DESCRIPTION OF THE TASK: Hunt for the word "ALLOW" across the entries below, copying each line that holds it.

Dataset rows describing interfaces:
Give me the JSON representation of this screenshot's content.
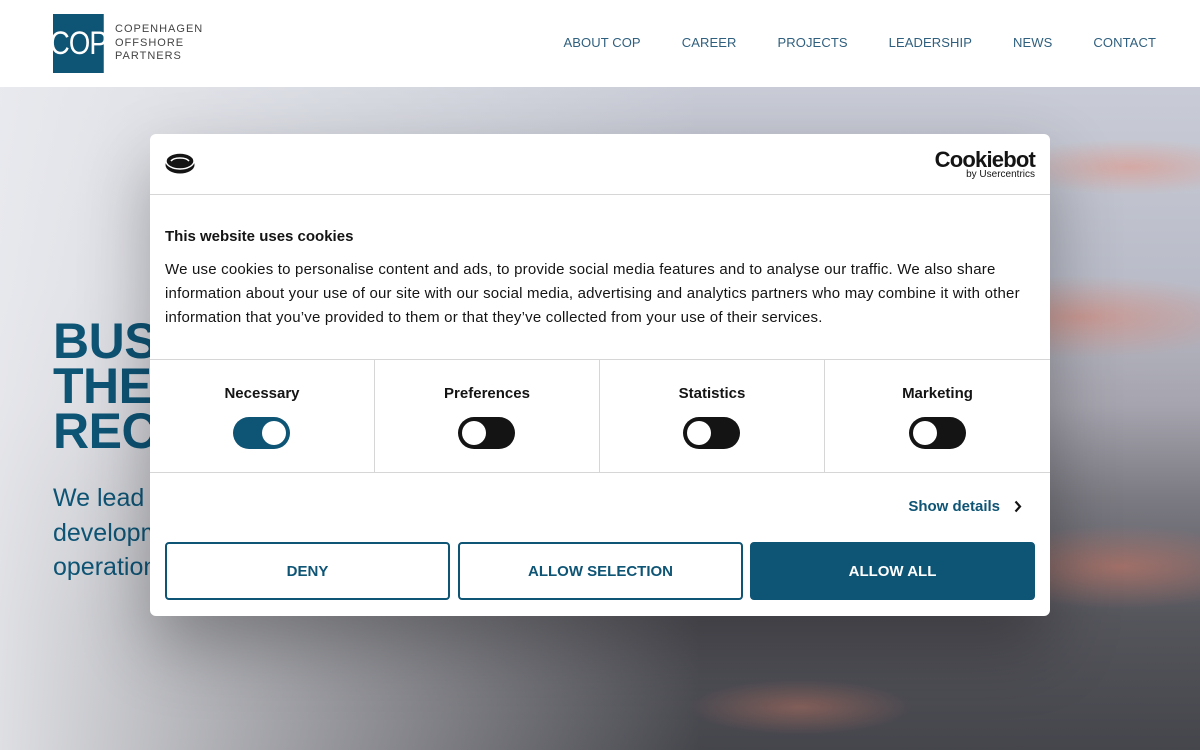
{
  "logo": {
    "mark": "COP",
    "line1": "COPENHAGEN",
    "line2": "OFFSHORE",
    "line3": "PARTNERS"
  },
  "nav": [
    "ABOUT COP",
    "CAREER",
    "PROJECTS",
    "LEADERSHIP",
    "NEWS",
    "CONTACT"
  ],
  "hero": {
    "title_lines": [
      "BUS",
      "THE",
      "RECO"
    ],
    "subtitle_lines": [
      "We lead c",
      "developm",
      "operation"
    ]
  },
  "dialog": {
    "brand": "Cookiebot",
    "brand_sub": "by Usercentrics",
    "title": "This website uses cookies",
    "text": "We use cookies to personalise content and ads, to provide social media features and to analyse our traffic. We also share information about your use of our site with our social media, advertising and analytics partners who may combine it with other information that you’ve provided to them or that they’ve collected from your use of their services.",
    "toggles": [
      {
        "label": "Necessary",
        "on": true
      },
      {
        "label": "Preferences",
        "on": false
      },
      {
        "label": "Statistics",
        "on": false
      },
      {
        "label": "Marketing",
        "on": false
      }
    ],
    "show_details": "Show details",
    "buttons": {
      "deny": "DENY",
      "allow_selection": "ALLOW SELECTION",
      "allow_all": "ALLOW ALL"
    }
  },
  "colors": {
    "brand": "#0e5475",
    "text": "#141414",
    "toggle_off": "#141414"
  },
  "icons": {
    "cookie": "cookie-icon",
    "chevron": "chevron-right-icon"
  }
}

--

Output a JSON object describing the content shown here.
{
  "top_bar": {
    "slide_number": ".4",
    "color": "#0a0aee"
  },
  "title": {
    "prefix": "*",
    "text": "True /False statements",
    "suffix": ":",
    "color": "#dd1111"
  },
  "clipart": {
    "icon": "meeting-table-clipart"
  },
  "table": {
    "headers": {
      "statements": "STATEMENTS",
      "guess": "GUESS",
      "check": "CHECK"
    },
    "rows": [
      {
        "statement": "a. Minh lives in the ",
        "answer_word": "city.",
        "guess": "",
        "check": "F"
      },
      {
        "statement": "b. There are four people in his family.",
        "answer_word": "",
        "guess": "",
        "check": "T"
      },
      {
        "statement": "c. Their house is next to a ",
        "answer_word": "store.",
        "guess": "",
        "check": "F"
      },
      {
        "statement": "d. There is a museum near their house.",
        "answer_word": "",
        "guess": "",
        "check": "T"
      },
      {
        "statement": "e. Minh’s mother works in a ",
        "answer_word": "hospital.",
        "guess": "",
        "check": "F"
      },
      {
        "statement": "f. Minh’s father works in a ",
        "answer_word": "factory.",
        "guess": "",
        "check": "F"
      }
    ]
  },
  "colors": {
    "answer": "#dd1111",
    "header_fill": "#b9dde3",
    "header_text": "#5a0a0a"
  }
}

YOUR SOLUTION:
      "allow_selection": "ALLOW SELECTION",
      "allow_all": "ALLOW ALL"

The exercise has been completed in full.